▶ _Given entries_:

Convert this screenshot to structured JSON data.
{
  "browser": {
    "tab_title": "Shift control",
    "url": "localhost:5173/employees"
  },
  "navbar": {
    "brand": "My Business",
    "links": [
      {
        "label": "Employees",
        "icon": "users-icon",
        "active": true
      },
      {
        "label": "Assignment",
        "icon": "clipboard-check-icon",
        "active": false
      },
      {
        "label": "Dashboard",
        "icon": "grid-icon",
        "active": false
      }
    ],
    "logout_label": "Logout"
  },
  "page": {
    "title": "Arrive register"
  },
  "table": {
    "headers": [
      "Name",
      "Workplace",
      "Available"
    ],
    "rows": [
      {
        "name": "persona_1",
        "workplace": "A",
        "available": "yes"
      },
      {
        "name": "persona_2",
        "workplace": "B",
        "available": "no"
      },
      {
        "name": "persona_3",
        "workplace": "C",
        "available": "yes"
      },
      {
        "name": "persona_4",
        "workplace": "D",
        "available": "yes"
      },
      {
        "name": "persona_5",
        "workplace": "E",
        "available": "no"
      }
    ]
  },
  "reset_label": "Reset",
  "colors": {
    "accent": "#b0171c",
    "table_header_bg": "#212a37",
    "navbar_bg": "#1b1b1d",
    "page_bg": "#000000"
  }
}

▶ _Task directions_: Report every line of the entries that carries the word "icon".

▶ _Response to this task_:
        "icon": "users-icon",
        "icon": "clipboard-check-icon",
        "icon": "grid-icon",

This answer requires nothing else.